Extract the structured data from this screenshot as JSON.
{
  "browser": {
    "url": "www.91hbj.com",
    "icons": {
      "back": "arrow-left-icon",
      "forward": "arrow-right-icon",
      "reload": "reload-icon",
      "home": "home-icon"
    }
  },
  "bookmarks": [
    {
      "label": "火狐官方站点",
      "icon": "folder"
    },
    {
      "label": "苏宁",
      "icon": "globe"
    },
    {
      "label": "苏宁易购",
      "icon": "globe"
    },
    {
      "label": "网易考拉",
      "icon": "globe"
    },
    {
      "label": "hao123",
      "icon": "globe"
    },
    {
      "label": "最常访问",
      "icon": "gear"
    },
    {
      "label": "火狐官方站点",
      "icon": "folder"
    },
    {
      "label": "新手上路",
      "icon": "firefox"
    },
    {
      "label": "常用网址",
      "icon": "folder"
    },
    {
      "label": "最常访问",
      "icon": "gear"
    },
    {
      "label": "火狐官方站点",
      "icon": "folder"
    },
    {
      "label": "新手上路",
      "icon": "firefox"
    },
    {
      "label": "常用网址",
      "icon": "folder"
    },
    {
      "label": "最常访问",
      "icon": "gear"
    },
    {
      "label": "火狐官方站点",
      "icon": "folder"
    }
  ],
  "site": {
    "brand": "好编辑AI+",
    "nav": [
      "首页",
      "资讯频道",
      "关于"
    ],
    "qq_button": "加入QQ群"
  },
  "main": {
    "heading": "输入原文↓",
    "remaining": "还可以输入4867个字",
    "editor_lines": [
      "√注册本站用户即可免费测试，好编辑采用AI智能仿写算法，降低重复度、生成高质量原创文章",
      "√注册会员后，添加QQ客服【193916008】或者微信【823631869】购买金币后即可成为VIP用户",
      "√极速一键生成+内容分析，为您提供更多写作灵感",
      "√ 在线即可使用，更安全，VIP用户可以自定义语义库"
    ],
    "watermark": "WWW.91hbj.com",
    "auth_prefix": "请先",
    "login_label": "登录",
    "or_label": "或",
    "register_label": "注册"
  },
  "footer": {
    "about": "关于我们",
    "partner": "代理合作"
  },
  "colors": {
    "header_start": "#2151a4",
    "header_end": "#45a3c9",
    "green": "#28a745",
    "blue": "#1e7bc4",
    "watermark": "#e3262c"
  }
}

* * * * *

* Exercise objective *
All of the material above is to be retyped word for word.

* Task solution *
Extract the structured data from this screenshot as JSON.
{
  "browser": {
    "url": "www.91hbj.com",
    "icons": {
      "back": "arrow-left-icon",
      "forward": "arrow-right-icon",
      "reload": "reload-icon",
      "home": "home-icon"
    }
  },
  "bookmarks": [
    {
      "label": "火狐官方站点",
      "icon": "folder"
    },
    {
      "label": "苏宁",
      "icon": "globe"
    },
    {
      "label": "苏宁易购",
      "icon": "globe"
    },
    {
      "label": "网易考拉",
      "icon": "globe"
    },
    {
      "label": "hao123",
      "icon": "globe"
    },
    {
      "label": "最常访问",
      "icon": "gear"
    },
    {
      "label": "火狐官方站点",
      "icon": "folder"
    },
    {
      "label": "新手上路",
      "icon": "firefox"
    },
    {
      "label": "常用网址",
      "icon": "folder"
    },
    {
      "label": "最常访问",
      "icon": "gear"
    },
    {
      "label": "火狐官方站点",
      "icon": "folder"
    },
    {
      "label": "新手上路",
      "icon": "firefox"
    },
    {
      "label": "常用网址",
      "icon": "folder"
    },
    {
      "label": "最常访问",
      "icon": "gear"
    },
    {
      "label": "火狐官方站点",
      "icon": "folder"
    }
  ],
  "site": {
    "brand": "好编辑AI+",
    "nav": [
      "首页",
      "资讯频道",
      "关于"
    ],
    "qq_button": "加入QQ群"
  },
  "main": {
    "heading": "输入原文↓",
    "remaining": "还可以输入4867个字",
    "editor_lines": [
      "√注册本站用户即可免费测试，好编辑采用AI智能仿写算法，降低重复度、生成高质量原创文章",
      "√注册会员后，添加QQ客服【193916008】或者微信【823631869】购买金币后即可成为VIP用户",
      "√极速一键生成+内容分析，为您提供更多写作灵感",
      "√ 在线即可使用，更安全，VIP用户可以自定义语义库"
    ],
    "watermark": "WWW.91hbj.com",
    "auth_prefix": "请先",
    "login_label": "登录",
    "or_label": "或",
    "register_label": "注册"
  },
  "footer": {
    "about": "关于我们",
    "partner": "代理合作"
  },
  "colors": {
    "header_start": "#2151a4",
    "header_end": "#45a3c9",
    "green": "#28a745",
    "blue": "#1e7bc4",
    "watermark": "#e3262c"
  }
}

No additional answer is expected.